on his land by whomever the trap was set, including nature.
E.g., Gaboury v. Ireland Road Grace Brethren, Inc., 446 N.E.2d
1310, 1314-15 (Ind. 1983); Keane v. Schroeder, 264 N.E.2d 95,
99-100 (Ind. App. 1970); Restatement (Second) of Torts § 342
(1965). (A “trap” for this purpose is merely a menace hidden
from the licensee or trespasser. E.g., Gaboury v. Ireland Road
Grace Brethren, Inc., supra, 446 N.E.2d at 1315; Harper v.
Kampschaefer, 549 N.E.2d 1067, 1070 (Ind. App. 1990); see
Taylor v. Duke, 713 N.E.2d 877, 881-82 (Ind. App. 1999).) And
failure to warn of a trap is a possible characterization of the
government’s behavior in this case. But the recreational-use
statute abrogates liability to trespassers and licensees unless
the landowner has acted with “malice.” So Matheny’s only
chance is to show that the government was guilty of
“malice” in failing to remove the pipe that injured her.
The district court closed this door by ruling that “malice”
means an act that is “malicious” in the ordinary meaning of
the word. In so ruling the court did not, because it
could not, rely on the Indiana courts’ interpretation of the
word as it appears in the recreational-use statute; there is no
judicial interpretation of it except in a previous district court
opinion, Reed v. United States, 604 F. Supp. 1253, 1261 (N.D.
Ind. 1984), which is not authoritative; district court opinions
do not have precedential authority. Old Republic Ins. Co. v.
Chuhak & Tecson, P.C., 84 F.3d 998, 1003 (7th Cir. 1996); Colby
v. J.C. Penney Co., 811 F.2d 1119, 1124 (7th Cir. 1987).
Unfortunately the word “malice” does not have a
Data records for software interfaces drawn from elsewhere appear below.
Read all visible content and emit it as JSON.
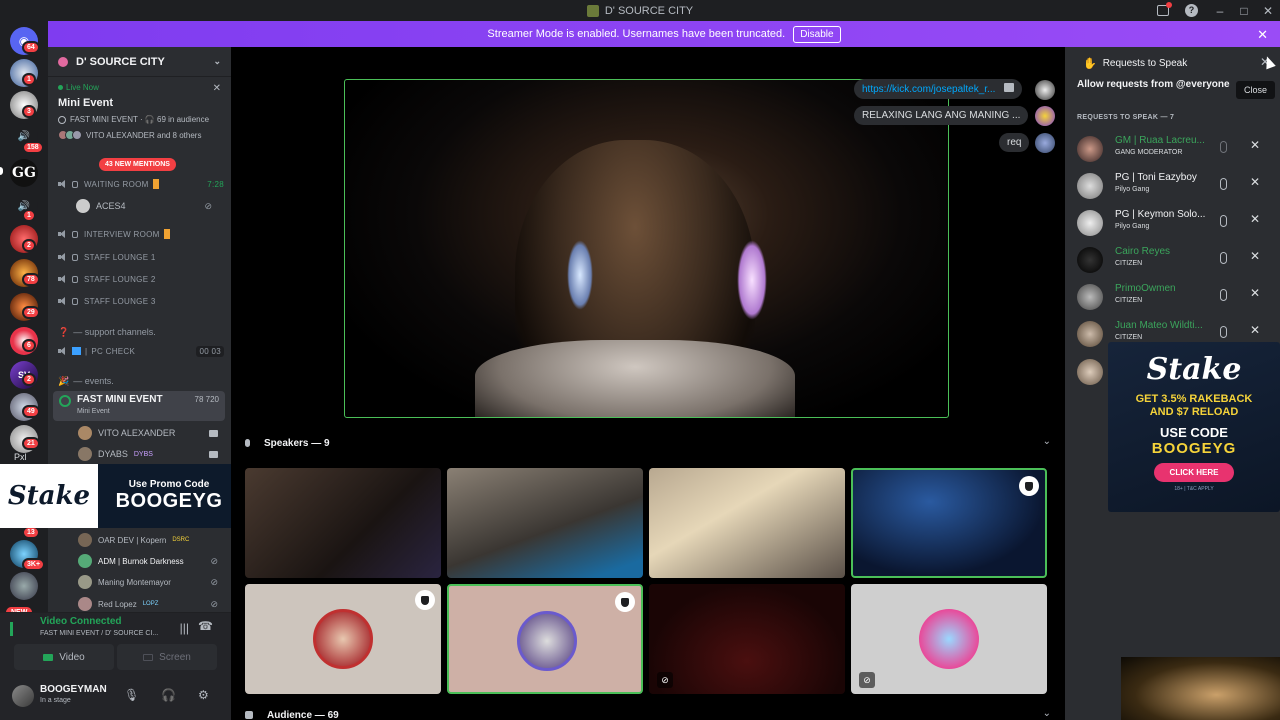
{
  "titlebar": {
    "title": "D' SOURCE CITY"
  },
  "banner": {
    "text": "Streamer Mode is enabled. Usernames have been truncated.",
    "button": "Disable"
  },
  "rail": {
    "badges": [
      "64",
      "1",
      "3",
      "158",
      "1",
      "2",
      "78",
      "29",
      "6",
      "2",
      "49",
      "21",
      "13",
      "3K+"
    ],
    "new_label": "NEW",
    "pxl_label": "Pxl"
  },
  "guild": {
    "name": "D' SOURCE CITY"
  },
  "event": {
    "live": "Live Now",
    "title": "Mini Event",
    "meta": "FAST MINI EVENT · 🎧 69 in audience",
    "people": "VITO ALEXANDER and 8 others"
  },
  "mentions": "43 NEW MENTIONS",
  "channels": {
    "waiting": "WAITING ROOM",
    "waiting_time": "7:28",
    "aces": "ACES4",
    "interview": "INTERVIEW ROOM",
    "staff1": "STAFF LOUNGE 1",
    "staff2": "STAFF LOUNGE 2",
    "staff3": "STAFF LOUNGE 3",
    "support_cat": "— support channels.",
    "pccheck": "PC CHECK",
    "pccheck_counts": "00 03",
    "events_cat": "— events.",
    "fast_mini": "FAST MINI EVENT",
    "fast_mini_sub": "Mini Event",
    "fast_mini_stats": "78 720"
  },
  "members": [
    "VITO ALEXANDER",
    "DYABS",
    "OAR DEV | Kopern",
    "ADM | Burnok Darkness",
    "Maning Montemayor",
    "Red Lopez"
  ],
  "member_tags": {
    "dyabs": "DYBS",
    "oar": "DSRC",
    "red": "LOPZ"
  },
  "promo_left": {
    "brand": "Stake",
    "line1": "Use Promo Code",
    "code": "BOOGEYG"
  },
  "voice": {
    "status": "Video Connected",
    "where": "FAST MINI EVENT / D' SOURCE CI...",
    "video_btn": "Video",
    "screen_btn": "Screen"
  },
  "user": {
    "name": "BOOGEYMAN",
    "status": "In a stage"
  },
  "stage": {
    "chat": [
      {
        "text": "https://kick.com/josepaltek_r..."
      },
      {
        "text": "RELAXING LANG ANG MANING ..."
      },
      {
        "text": "req"
      }
    ],
    "speakers_label": "Speakers — 9",
    "audience_label": "Audience — 69"
  },
  "requests": {
    "header": "Requests to Speak",
    "allow": "Allow requests from @everyone",
    "tooltip": "Close",
    "section": "REQUESTS TO SPEAK — 7",
    "items": [
      {
        "name": "GM | Ruaa Lacreu...",
        "role": "GANG MODERATOR"
      },
      {
        "name": "PG | Toni Eazyboy",
        "role": "Pilyo Gang"
      },
      {
        "name": "PG | Keymon Solo...",
        "role": "Pilyo Gang"
      },
      {
        "name": "Cairo Reyes",
        "role": "CITIZEN"
      },
      {
        "name": "PrimoOwmen",
        "role": "CITIZEN"
      },
      {
        "name": "Juan Mateo Wildti...",
        "role": "CITIZEN"
      }
    ]
  },
  "stake_ad": {
    "brand": "Stake",
    "line1": "GET 3.5% RAKEBACK",
    "line2": "AND $7 RELOAD",
    "line3": "USE CODE",
    "code": "BOOGEYG",
    "cta": "CLICK HERE",
    "tc": "18+ | T&C APPLY"
  },
  "colors": {
    "accent": "#5865f2",
    "banner": "#8b45f3",
    "speaking": "#4bbf58",
    "danger": "#f23f43",
    "stake_yellow": "#f5d33a",
    "stake_pink": "#e8336f"
  }
}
settled meaning in law. Sometimes it means ill will, hatred,
“evil design,” or, in short, “malice” in its everyday sense.
Fryback v. State, 400 N.E.2d 1128, 1131 (Ind. 1980); Ford v.
State, 35 N.E. 34, 35 (Ind. App. 1893); Higgason v. Clark, 984
F.2d 203, 207 (7th Cir. 1993). But sometimes, as in defama-
tion law (also in criminal law), it means simply knowledge